Poniatowska, Elena, Massacre in Mexico, (translated by Helen R. Lane), New York, Viking, 1976

Ross, John, Mexican Civil Resistance in Five Acts, Counterpunch, 2006

Describes the protests in Mexico City against the presidential election results with focus on nature of the protests. The writer is author of: Ross, John , Zapatistas: Making Another World Possible: Chronicles of Resistance 2000-2006 Nation Books, , 2006, pp. 354 .

Rosset, Peter M. ; Patel, Roy ; Courville, Michael, Promised Land: Competing Visions of Agrarian Reform, ed. Latin American Perspectives, , Oakland CA, Food First, 2006, pp. 380

Includes chapters on Brazil, Colombia, Cuba, Guatemala, India, Mexico, South Africa and Zimbabwe (the latter refrains from discussing the human rights issues of the government sponsored post 1996 land occupations). Not all chapters discuss social movements, but the book does cover gender and indigenous issues.

Rubio, Luis ; Davidow, Jeffrey, Mexico’s disputed election, Foreign Affairs, Vol. 85, no. 5 (September/October), 2006, pp. 75-85

Argues that the July election represented a choice between continuing economic liberalization and a return to the past, but neither provided a solution to Mexico’s problems.

Shapiro, Yoram, Mexico: The Impact of the 1968 student protest on Echeverria’s reformism, Journal of International Studies and World Affairs, Vol. 19, no. 4 (November), 1977, pp. 557-580

Taracena, María I., La Caravana de la Resistencia, NACLA Report on the Americas, Vol. 50, no. 2, 2018, pp. 386-391

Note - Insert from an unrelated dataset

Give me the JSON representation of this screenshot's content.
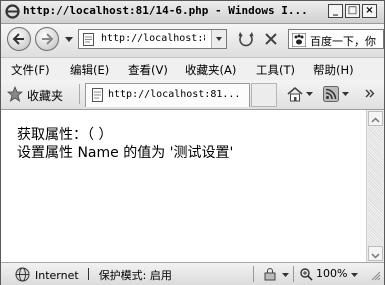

Taracena reports on the abuse that people belonging to the LGBTI+ community suffer at home and in Mexican detention centres because of their sexual orientation. She also juxtaposes the violations they encounter during the journey from Honduras to Mexico and portrays their immigration as an act of resistance against transphobia and homophobia.

In addition to Taracena 's report, attached is also an account of the death of a transgender woman, Roxsana Hernández, from Honduras who died in a detention centre in New Mexico who gave rise to LGBTI+ activism in the country. 

Vergara-Camus, Leandro, The Legacy of Social Conflicts over Property Rights in Rural Brazil and Mexico: Current Land Struggles in Historical Perspective, Journal of Peasant Studies, Vol. 39, no. 5, 2012, pp. 1133-1158

Wilton, Jen, Touch the Earth, New Internationalist, no. March, 2014, pp. 24-25

Provides snapshots of struggles by local people against chromite, bauxite, copper, silver and gold mining in Canada, Guinea, Burma, Mexico, Papua New Guinea and Mozambique, and notes movement in northern Peru, beginning 2008 and erupting into mass blockades in 2009, against logging and oil drilling.